And then one year I went to Tahiti and I played the paper bag. I think it was 1985. I went with the group, Ikona. There's another guitar player in Tahiti, he's a good friend of mine too; his name is Petoit. He's the number one guitar player in Tahiti. So he was playing with a towel over his guitar, and he played on the towel, and the towel covered the whole neck. I played with the paper bag. Just two guitar players, the number one guitar player from Tahiti, and one from Hawaii -- we had fun. He was doing that and I was doing the paper bag.
NEA: When did you start teaching?
Kaapana: I started teaching three years ago. I'm teaching solo lessons. I'm teaching a boy back in Hawaii.
NEA: Do you find that there are a lot of younger people in Hawaii who are interested in learning traditional Hawaiian music, learning slack key guitar?

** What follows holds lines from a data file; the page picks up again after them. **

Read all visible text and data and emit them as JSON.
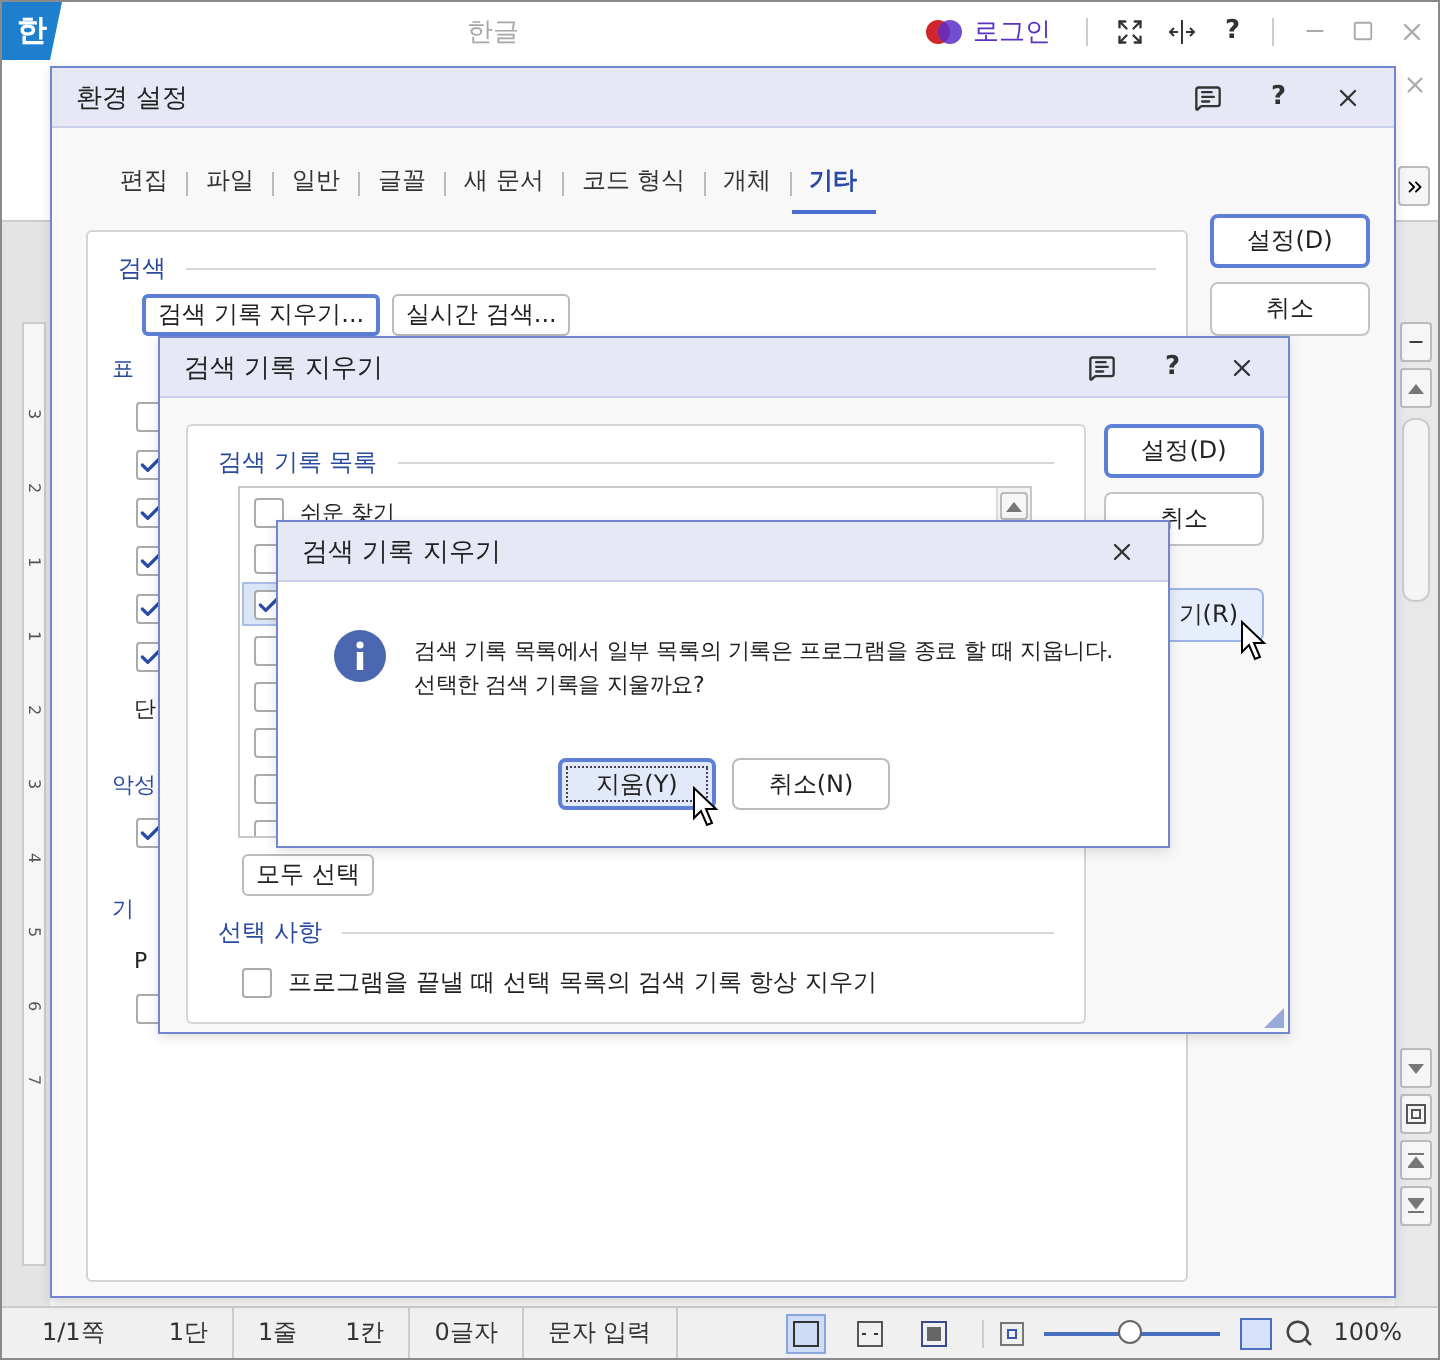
{
  "app": {
    "logo": "한",
    "title": "한글",
    "login": "로그인",
    "help": "?"
  },
  "ruler": [
    "3",
    "2",
    "1",
    "1",
    "2",
    "3",
    "4",
    "5",
    "6",
    "7"
  ],
  "settings_dialog": {
    "title": "환경 설정",
    "help": "?",
    "tabs": [
      {
        "label": "편집",
        "selected": false
      },
      {
        "label": "파일",
        "selected": false
      },
      {
        "label": "일반",
        "selected": false
      },
      {
        "label": "글꼴",
        "selected": false
      },
      {
        "label": "새 문서",
        "selected": false
      },
      {
        "label": "코드 형식",
        "selected": false
      },
      {
        "label": "개체",
        "selected": false
      },
      {
        "label": "기타",
        "selected": true
      }
    ],
    "buttons": [
      {
        "label": "설정(D)",
        "default": true
      },
      {
        "label": "취소",
        "default": false
      }
    ],
    "search_section": {
      "title": "검색",
      "buttons": [
        {
          "label": "검색 기록 지우기...",
          "focused": true
        },
        {
          "label": "실시간 검색...",
          "focused": false
        }
      ]
    },
    "rows": [
      {
        "kind": "heading",
        "text": "표"
      },
      {
        "kind": "checkbox",
        "checked": false
      },
      {
        "kind": "checkbox",
        "checked": true
      },
      {
        "kind": "checkbox",
        "checked": true
      },
      {
        "kind": "checkbox",
        "checked": true
      },
      {
        "kind": "checkbox",
        "checked": true
      },
      {
        "kind": "checkbox",
        "checked": true
      },
      {
        "kind": "text",
        "text": "단"
      },
      {
        "kind": "heading",
        "text": "악성"
      },
      {
        "kind": "checkbox",
        "checked": true
      },
      {
        "kind": "heading",
        "text": "기"
      },
      {
        "kind": "text",
        "text": "P"
      },
      {
        "kind": "checkbox",
        "checked": false
      }
    ]
  },
  "history_dialog": {
    "title": "검색 기록 지우기",
    "help": "?",
    "list_title": "검색 기록 목록",
    "items": [
      {
        "label": "쉬운 찾기",
        "checked": false,
        "selected": false
      },
      {
        "checked": false,
        "selected": false
      },
      {
        "checked": true,
        "selected": true
      },
      {
        "checked": false,
        "selected": false
      },
      {
        "checked": false,
        "selected": false
      },
      {
        "checked": false,
        "selected": false
      },
      {
        "checked": false,
        "selected": false
      },
      {
        "checked": false,
        "selected": false
      }
    ],
    "select_all": "모두 선택",
    "options_title": "선택 사항",
    "option": {
      "label": "프로그램을 끝낼 때 선택 목록의 검색 기록 항상 지우기",
      "checked": false
    },
    "buttons": [
      {
        "label": "설정(D)",
        "focused": true,
        "hover": false
      },
      {
        "label": "취소",
        "focused": false,
        "hover": false
      },
      {
        "label": "기(R)",
        "focused": false,
        "hover": true
      }
    ]
  },
  "confirm_dialog": {
    "title": "검색 기록 지우기",
    "message": [
      "검색 기록 목록에서 일부 목록의 기록은 프로그램을 종료 할 때 지웁니다.",
      "선택한 검색 기록을 지울까요?"
    ],
    "buttons": [
      {
        "label": "지움(Y)",
        "default": true
      },
      {
        "label": "취소(N)",
        "default": false
      }
    ]
  },
  "status_bar": {
    "items": [
      "1/1쪽",
      "1단",
      "1줄",
      "1칸",
      "0글자",
      "문자 입력"
    ],
    "views": [
      {
        "kind": "page",
        "selected": true
      },
      {
        "kind": "width",
        "selected": false
      },
      {
        "kind": "full",
        "selected": false
      }
    ],
    "level": 0.5,
    "zoom": "100%"
  }
}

Kaapana: No. I don't find a lot of Hawaiian people that are interested. I find mostly people from the mainland. Me and the late Ray Kinney, I think we were the ones who paved the way for all these entertainers in Hawaii. The people in the mainland, the first time they ever heard slack key, they're like, "Whoa! What's that?" We tell them, "Oh, this is Hawaiian slack key." The reason [no one recognizes it] is because in the old days, in the '60s, the only place you would hear it is at a luau. You don't hear it in public like you do today. It's well known all over the world today. Back then, no one was taught how to play. They used to keep it a secret. They used to keep it in their family. But as we, Ray Kinney and myself, Dancing Cats [Records], they're the ones that opened the door, and they're the ones brought all the tuning. And it's good to share the tuning, because when I'm not here I know the thing will live forever. Some of our uncles [played] certain tunes that have been forgotten. They took it to the grave with them. So it's nice for me to share and pass on to the next generation. I found out that a lot of people from the mainland just love the music, so they go to Hawaii to learn. And now we have workshops in Maui and Honolulu. We have slack key concerts every year all over the islands.
NEA: How did you find out about getting the National Heritage Fellowship?

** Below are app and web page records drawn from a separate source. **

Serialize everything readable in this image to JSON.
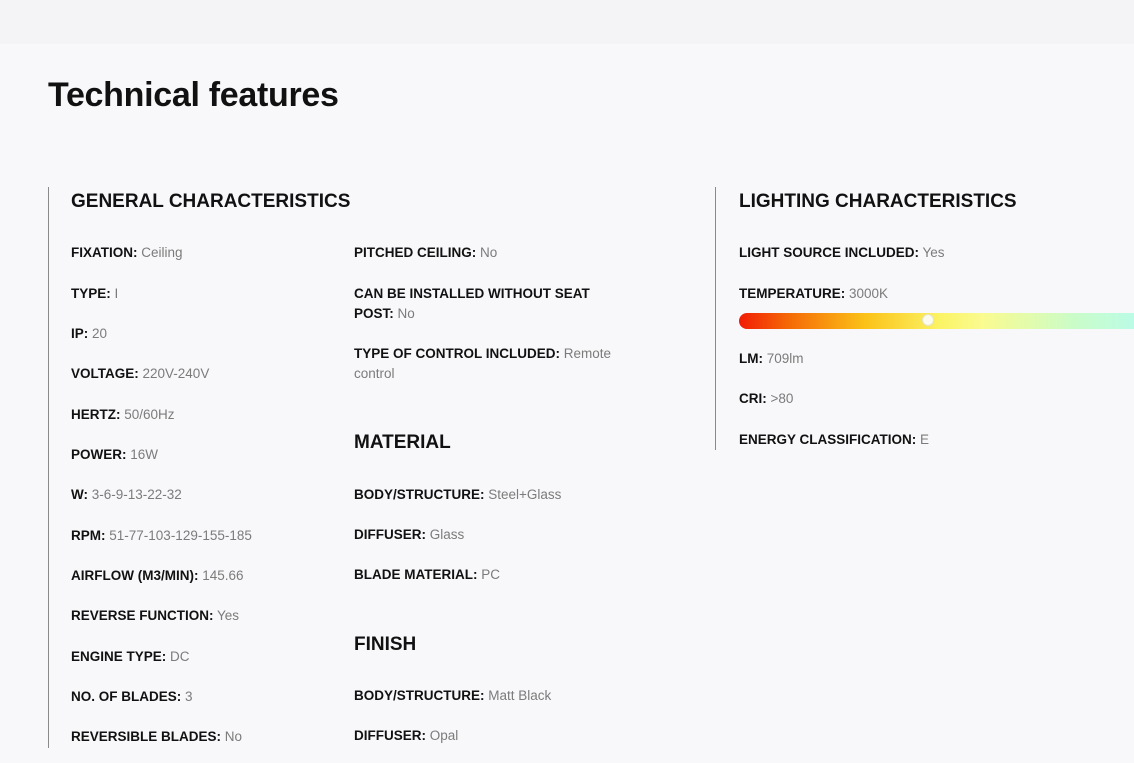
{
  "page_title": "Technical features",
  "general": {
    "title": "GENERAL CHARACTERISTICS",
    "col1": [
      {
        "label": "FIXATION:",
        "value": "Ceiling"
      },
      {
        "label": "TYPE:",
        "value": "I"
      },
      {
        "label": "IP:",
        "value": "20"
      },
      {
        "label": "VOLTAGE:",
        "value": "220V-240V"
      },
      {
        "label": "HERTZ:",
        "value": "50/60Hz"
      },
      {
        "label": "POWER:",
        "value": "16W"
      },
      {
        "label": "W:",
        "value": "3-6-9-13-22-32"
      },
      {
        "label": "RPM:",
        "value": "51-77-103-129-155-185"
      },
      {
        "label": "AIRFLOW (M3/MIN):",
        "value": "145.66"
      },
      {
        "label": "REVERSE FUNCTION:",
        "value": "Yes"
      },
      {
        "label": "ENGINE TYPE:",
        "value": "DC"
      },
      {
        "label": "NO. OF BLADES:",
        "value": "3"
      },
      {
        "label": "REVERSIBLE BLADES:",
        "value": "No"
      }
    ],
    "col2": [
      {
        "label": "PITCHED CEILING:",
        "value": "No"
      },
      {
        "label": "CAN BE INSTALLED WITHOUT SEAT POST:",
        "value": "No"
      },
      {
        "label": "TYPE OF CONTROL INCLUDED:",
        "value": "Remote control"
      }
    ]
  },
  "material": {
    "title": "MATERIAL",
    "items": [
      {
        "label": "BODY/STRUCTURE:",
        "value": "Steel+Glass"
      },
      {
        "label": "DIFFUSER:",
        "value": "Glass"
      },
      {
        "label": "BLADE MATERIAL:",
        "value": "PC"
      }
    ]
  },
  "finish": {
    "title": "FINISH",
    "items": [
      {
        "label": "BODY/STRUCTURE:",
        "value": "Matt Black"
      },
      {
        "label": "DIFFUSER:",
        "value": "Opal"
      }
    ]
  },
  "lighting": {
    "title": "LIGHTING CHARACTERISTICS",
    "items": [
      {
        "label": "LIGHT SOURCE INCLUDED:",
        "value": "Yes"
      },
      {
        "label": "TEMPERATURE:",
        "value": "3000K"
      },
      {
        "label": "LM:",
        "value": "709lm"
      },
      {
        "label": "CRI:",
        "value": ">80"
      },
      {
        "label": "ENERGY CLASSIFICATION:",
        "value": "E"
      }
    ],
    "temperature_slider": {
      "level_fraction": 0.45
    }
  }
}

Kaapana: I knew I was nominated. I found out when Barry Bergey called while I was in Arizona. Barry called me and he told me that I won. I just was struck. He says, "Are you there?" "Yes. Yes, I'm here." And he said, "Well, I just wanted to let you know, I got the good news. You're one of the recipients." I just was stunned. I'm still stunned. He said, "You can tell your family, but don't let it get out to the media until after [the announcement] on June 24th." I still was stunned when the thing came out, just what a feeling. I feel so happy representing Hawaii. I feel happy bringing this music out, spreading the music for Hawaii, sharing this music.
NEA: Traditional Hawaiian values really seem to embody the music that you do: Ohana -- family; aloha aina -- love of the land; and loko maika -- generosity. The music you make really seems to embody that. Family, the love of Hawaiian tradition, and a generous spirit.
Kaapana: Yes. That's what we usually say. The spirit is where it comes from. For me, it's all spirit and love, a lot of love. There's a lot of love in the music, a lot of feelings. And it covers all that.
Photo by Marsha Forsythe
Slack key guitar master Led Kaapana talks about making music the Hawaiian way. [27:19]